The water level in the chambers (with the exception of the final top-up section) can be adjusted thanks to the nifty baffles included with the sump. These are sheets of blue acrylic which can be fixed in place at varying heights using the included nylon bolts. The adjustable baffles aren’t watertight (and they’re not intended to be), but they work excellently when the sump is in use to fine-tune the levels in the first three chambers. This gives a good degree of flexibility; it comes in handy, for example, when using skimmers that are sensitive to water level, allowing for a consistent water height to be achieved in the appropriate chamber rather than bodging a stand for the skimmer. It also just generally makes the sump very versatile, allowing users to adjust water levels according to future modifications and system tweaks.
Using the baffles allows the water height to be varied from around 195mm to around 250mm in the first chamber and 130mm to around 250mm in the second chamber — there is no theoretical minimum water level in chamber three, but you’ll obviously need sufficient depth to run the return pump. Depending on the equipment used and the system’s requirements, some degree of experimentation and a ‘suck it and see’ approach will be necessary to arrive at the best arrangement of the baffles, but having the option of altering the sump’s levels is a big plus point.
The instructions are clear and well laid out; aquarists with even a little experience will have a good idea of what they’d like to achieve, and have no problem figuring out how to set the sump up. I would have liked to see a little more detail in the instructions for novice aquarists; perhaps some visuals outlining possible equipment placement options or how to best incorporate a refugium would help here (but I’m being picky there if I’m honest).
Also available is the smaller ‘medium’ version. This is more compact and designed for smaller tanks and cabinets (it’s recommended for aquariums up to 150 l), being only 500 x 380 x 400mm (L x W x H). The design of this version is really clever — it still utilises four chambers as in the large model (it also features the same moveable baffle concept), but instead of a ‘linear’ layout, the chambers are arranged in a ‘2 x 2’ format (think of a slice of Battenberg cake and you get the idea). So while the sump is just as feature-packed and versatile as its bigger relative, the reduced length means it’s going to be better suited to smaller cabinets. I can see some mileage in even larger versions of my test model for bigger aquariums.

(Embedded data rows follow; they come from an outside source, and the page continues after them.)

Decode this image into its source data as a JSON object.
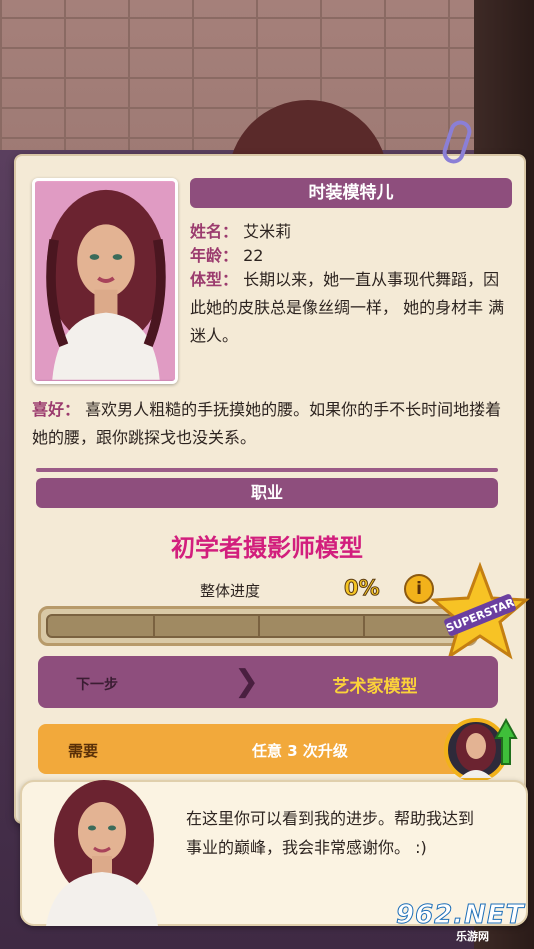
{
  "profile": {
    "title": "时装模特儿",
    "name_label": "姓名：",
    "name_value": "艾米莉",
    "age_label": "年龄：",
    "age_value": "22",
    "body_label": "体型：",
    "body_value": "长期以来，她一直从事现代舞蹈，因此她的皮肤总是像丝绸一样， 她的身材丰 满迷人。",
    "hobby_label": "喜好：",
    "hobby_value": "喜欢男人粗糙的手抚摸她的腰。如果你的手不长时间地搂着她的腰，跟你跳探戈也没关系。"
  },
  "career": {
    "section_title": "职业",
    "current_level": "初学者摄影师模型",
    "progress_label": "整体进度",
    "progress_percent": "0%",
    "progress_value": 0,
    "info_icon": "i",
    "star_text": "SUPERSTAR",
    "next_label": "下一步",
    "next_arrow": "❯",
    "next_target": "艺术家模型",
    "requirement_label": "需要",
    "requirement_value": "任意 3 次升级"
  },
  "speech": {
    "text": "在这里你可以看到我的进步。帮助我达到事业的巅峰，我会非常感谢你。 :)"
  },
  "watermark": {
    "main": "962.NET",
    "sub": "乐游网"
  },
  "colors": {
    "accent_purple": "#8e4e7d",
    "title_pink": "#d21e7d",
    "gold": "#f2b21b",
    "paper": "#f4ead6"
  }
}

EA’s Jeremy Gay confirms that an ‘XL’ version is in the pipeline, with an ‘XXL’ form also being a possibility for really whopping systems — so watch this space…
This is a very well thought-out sump design, offering bags of features and being extremely flexible. The build quality is superb, and if you’re after a well-made and versatile off-the-peg sump for a build from scratch, or looking to upgrade an existing sump — well, I think you might have just found it.
Ease of use: 4.5/5
Value for money: 4.5/5
Price: RRPs £149 (Large); £99 (Medium).
More info: visit www.evolutionaqua.com, or tel. 01942 216554.